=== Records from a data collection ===
▼▼▼

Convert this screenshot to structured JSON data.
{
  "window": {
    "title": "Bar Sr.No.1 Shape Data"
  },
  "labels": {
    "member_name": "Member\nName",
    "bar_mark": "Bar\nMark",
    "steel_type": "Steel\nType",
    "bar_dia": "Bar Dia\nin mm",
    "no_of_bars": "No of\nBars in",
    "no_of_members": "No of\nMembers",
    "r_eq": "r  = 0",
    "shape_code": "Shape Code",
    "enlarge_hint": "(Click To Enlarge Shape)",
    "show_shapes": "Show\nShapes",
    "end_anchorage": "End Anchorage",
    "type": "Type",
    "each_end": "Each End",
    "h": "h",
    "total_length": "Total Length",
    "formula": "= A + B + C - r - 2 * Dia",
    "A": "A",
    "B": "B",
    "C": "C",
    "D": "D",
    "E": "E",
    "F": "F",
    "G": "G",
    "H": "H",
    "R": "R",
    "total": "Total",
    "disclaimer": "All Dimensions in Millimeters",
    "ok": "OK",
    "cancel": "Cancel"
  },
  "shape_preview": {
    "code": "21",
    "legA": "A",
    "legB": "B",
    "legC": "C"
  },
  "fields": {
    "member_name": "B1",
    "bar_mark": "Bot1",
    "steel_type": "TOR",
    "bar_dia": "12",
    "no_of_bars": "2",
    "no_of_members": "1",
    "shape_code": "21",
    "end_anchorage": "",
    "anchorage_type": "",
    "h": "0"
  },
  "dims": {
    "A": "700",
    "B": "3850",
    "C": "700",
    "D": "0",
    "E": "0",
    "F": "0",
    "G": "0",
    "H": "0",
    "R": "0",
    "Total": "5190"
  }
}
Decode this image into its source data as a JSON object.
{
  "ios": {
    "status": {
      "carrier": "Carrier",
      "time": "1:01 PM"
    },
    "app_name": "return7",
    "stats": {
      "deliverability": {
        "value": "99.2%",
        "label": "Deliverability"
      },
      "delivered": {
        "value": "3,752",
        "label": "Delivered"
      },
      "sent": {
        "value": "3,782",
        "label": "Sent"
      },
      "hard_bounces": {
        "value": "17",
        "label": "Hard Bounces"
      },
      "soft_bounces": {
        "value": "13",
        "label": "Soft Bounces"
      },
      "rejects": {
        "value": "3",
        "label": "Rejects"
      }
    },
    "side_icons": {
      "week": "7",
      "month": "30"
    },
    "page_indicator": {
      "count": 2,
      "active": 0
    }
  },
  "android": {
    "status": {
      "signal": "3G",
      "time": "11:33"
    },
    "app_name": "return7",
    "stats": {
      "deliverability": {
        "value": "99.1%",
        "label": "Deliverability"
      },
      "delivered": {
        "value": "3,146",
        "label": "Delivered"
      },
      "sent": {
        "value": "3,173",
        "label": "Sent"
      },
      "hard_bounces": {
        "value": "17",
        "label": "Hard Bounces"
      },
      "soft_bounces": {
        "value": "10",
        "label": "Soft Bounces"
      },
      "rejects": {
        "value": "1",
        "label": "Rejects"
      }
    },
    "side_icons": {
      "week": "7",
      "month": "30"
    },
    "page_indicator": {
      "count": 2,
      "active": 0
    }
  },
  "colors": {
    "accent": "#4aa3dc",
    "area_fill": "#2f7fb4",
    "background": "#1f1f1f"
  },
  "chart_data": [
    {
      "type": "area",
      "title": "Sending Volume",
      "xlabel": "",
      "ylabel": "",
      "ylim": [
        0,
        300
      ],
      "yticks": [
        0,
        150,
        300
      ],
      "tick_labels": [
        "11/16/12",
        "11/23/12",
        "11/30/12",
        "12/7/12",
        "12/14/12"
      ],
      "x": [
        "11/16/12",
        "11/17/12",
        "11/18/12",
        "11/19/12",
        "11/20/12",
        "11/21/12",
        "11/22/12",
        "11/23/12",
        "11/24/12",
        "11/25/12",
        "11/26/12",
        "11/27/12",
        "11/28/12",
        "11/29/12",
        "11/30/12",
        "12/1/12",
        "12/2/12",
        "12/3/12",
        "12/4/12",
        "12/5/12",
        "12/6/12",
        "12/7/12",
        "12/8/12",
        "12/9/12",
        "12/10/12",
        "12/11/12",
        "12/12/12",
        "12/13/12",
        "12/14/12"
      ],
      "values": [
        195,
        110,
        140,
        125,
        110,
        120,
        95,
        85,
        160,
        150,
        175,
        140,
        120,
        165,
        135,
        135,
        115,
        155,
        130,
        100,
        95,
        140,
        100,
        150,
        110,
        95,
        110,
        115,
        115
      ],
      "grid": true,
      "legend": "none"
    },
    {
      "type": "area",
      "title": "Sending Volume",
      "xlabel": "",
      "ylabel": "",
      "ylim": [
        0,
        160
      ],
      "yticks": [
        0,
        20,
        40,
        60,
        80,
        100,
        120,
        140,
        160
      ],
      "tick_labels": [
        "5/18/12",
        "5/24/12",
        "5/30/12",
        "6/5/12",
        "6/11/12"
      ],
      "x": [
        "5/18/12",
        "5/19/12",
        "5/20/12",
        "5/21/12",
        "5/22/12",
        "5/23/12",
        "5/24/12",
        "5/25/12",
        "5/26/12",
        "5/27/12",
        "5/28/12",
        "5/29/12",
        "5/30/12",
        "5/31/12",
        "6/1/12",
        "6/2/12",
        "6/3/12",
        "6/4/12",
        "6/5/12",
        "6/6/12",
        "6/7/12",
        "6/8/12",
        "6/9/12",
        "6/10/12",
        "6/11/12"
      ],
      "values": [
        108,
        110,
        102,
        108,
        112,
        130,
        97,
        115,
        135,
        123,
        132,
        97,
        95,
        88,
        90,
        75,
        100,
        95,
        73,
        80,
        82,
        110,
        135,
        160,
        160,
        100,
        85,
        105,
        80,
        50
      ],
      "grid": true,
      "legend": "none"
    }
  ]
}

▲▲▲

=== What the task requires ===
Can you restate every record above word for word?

=== Finished exercise ===
Convert this screenshot to structured JSON data.
{
  "window": {
    "title": "Bar Sr.No.1 Shape Data"
  },
  "labels": {
    "member_name": "Member\nName",
    "bar_mark": "Bar\nMark",
    "steel_type": "Steel\nType",
    "bar_dia": "Bar Dia\nin mm",
    "no_of_bars": "No of\nBars in",
    "no_of_members": "No of\nMembers",
    "r_eq": "r  = 0",
    "shape_code": "Shape Code",
    "enlarge_hint": "(Click To Enlarge Shape)",
    "show_shapes": "Show\nShapes",
    "end_anchorage": "End Anchorage",
    "type": "Type",
    "each_end": "Each End",
    "h": "h",
    "total_length": "Total Length",
    "formula": "= A + B + C - r - 2 * Dia",
    "A": "A",
    "B": "B",
    "C": "C",
    "D": "D",
    "E": "E",
    "F": "F",
    "G": "G",
    "H": "H",
    "R": "R",
    "total": "Total",
    "disclaimer": "All Dimensions in Millimeters",
    "ok": "OK",
    "cancel": "Cancel"
  },
  "shape_preview": {
    "code": "21",
    "legA": "A",
    "legB": "B",
    "legC": "C"
  },
  "fields": {
    "member_name": "B1",
    "bar_mark": "Bot1",
    "steel_type": "TOR",
    "bar_dia": "12",
    "no_of_bars": "2",
    "no_of_members": "1",
    "shape_code": "21",
    "end_anchorage": "",
    "anchorage_type": "",
    "h": "0"
  },
  "dims": {
    "A": "700",
    "B": "3850",
    "C": "700",
    "D": "0",
    "E": "0",
    "F": "0",
    "G": "0",
    "H": "0",
    "R": "0",
    "Total": "5190"
  }
}
Decode this image into its source data as a JSON object.
{
  "ios": {
    "status": {
      "carrier": "Carrier",
      "time": "1:01 PM"
    },
    "app_name": "return7",
    "stats": {
      "deliverability": {
        "value": "99.2%",
        "label": "Deliverability"
      },
      "delivered": {
        "value": "3,752",
        "label": "Delivered"
      },
      "sent": {
        "value": "3,782",
        "label": "Sent"
      },
      "hard_bounces": {
        "value": "17",
        "label": "Hard Bounces"
      },
      "soft_bounces": {
        "value": "13",
        "label": "Soft Bounces"
      },
      "rejects": {
        "value": "3",
        "label": "Rejects"
      }
    },
    "side_icons": {
      "week": "7",
      "month": "30"
    },
    "page_indicator": {
      "count": 2,
      "active": 0
    }
  },
  "android": {
    "status": {
      "signal": "3G",
      "time": "11:33"
    },
    "app_name": "return7",
    "stats": {
      "deliverability": {
        "value": "99.1%",
        "label": "Deliverability"
      },
      "delivered": {
        "value": "3,146",
        "label": "Delivered"
      },
      "sent": {
        "value": "3,173",
        "label": "Sent"
      },
      "hard_bounces": {
        "value": "17",
        "label": "Hard Bounces"
      },
      "soft_bounces": {
        "value": "10",
        "label": "Soft Bounces"
      },
      "rejects": {
        "value": "1",
        "label": "Rejects"
      }
    },
    "side_icons": {
      "week": "7",
      "month": "30"
    },
    "page_indicator": {
      "count": 2,
      "active": 0
    }
  },
  "colors": {
    "accent": "#4aa3dc",
    "area_fill": "#2f7fb4",
    "background": "#1f1f1f"
  },
  "chart_data": [
    {
      "type": "area",
      "title": "Sending Volume",
      "xlabel": "",
      "ylabel": "",
      "ylim": [
        0,
        300
      ],
      "yticks": [
        0,
        150,
        300
      ],
      "tick_labels": [
        "11/16/12",
        "11/23/12",
        "11/30/12",
        "12/7/12",
        "12/14/12"
      ],
      "x": [
        "11/16/12",
        "11/17/12",
        "11/18/12",
        "11/19/12",
        "11/20/12",
        "11/21/12",
        "11/22/12",
        "11/23/12",
        "11/24/12",
        "11/25/12",
        "11/26/12",
        "11/27/12",
        "11/28/12",
        "11/29/12",
        "11/30/12",
        "12/1/12",
        "12/2/12",
        "12/3/12",
        "12/4/12",
        "12/5/12",
        "12/6/12",
        "12/7/12",
        "12/8/12",
        "12/9/12",
        "12/10/12",
        "12/11/12",
        "12/12/12",
        "12/13/12",
        "12/14/12"
      ],
      "values": [
        195,
        110,
        140,
        125,
        110,
        120,
        95,
        85,
        160,
        150,
        175,
        140,
        120,
        165,
        135,
        135,
        115,
        155,
        130,
        100,
        95,
        140,
        100,
        150,
        110,
        95,
        110,
        115,
        115
      ],
      "grid": true,
      "legend": "none"
    },
    {
      "type": "area",
      "title": "Sending Volume",
      "xlabel": "",
      "ylabel": "",
      "ylim": [
        0,
        160
      ],
      "yticks": [
        0,
        20,
        40,
        60,
        80,
        100,
        120,
        140,
        160
      ],
      "tick_labels": [
        "5/18/12",
        "5/24/12",
        "5/30/12",
        "6/5/12",
        "6/11/12"
      ],
      "x": [
        "5/18/12",
        "5/19/12",
        "5/20/12",
        "5/21/12",
        "5/22/12",
        "5/23/12",
        "5/24/12",
        "5/25/12",
        "5/26/12",
        "5/27/12",
        "5/28/12",
        "5/29/12",
        "5/30/12",
        "5/31/12",
        "6/1/12",
        "6/2/12",
        "6/3/12",
        "6/4/12",
        "6/5/12",
        "6/6/12",
        "6/7/12",
        "6/8/12",
        "6/9/12",
        "6/10/12",
        "6/11/12"
      ],
      "values": [
        108,
        110,
        102,
        108,
        112,
        130,
        97,
        115,
        135,
        123,
        132,
        97,
        95,
        88,
        90,
        75,
        100,
        95,
        73,
        80,
        82,
        110,
        135,
        160,
        160,
        100,
        85,
        105,
        80,
        50
      ],
      "grid": true,
      "legend": "none"
    }
  ]
}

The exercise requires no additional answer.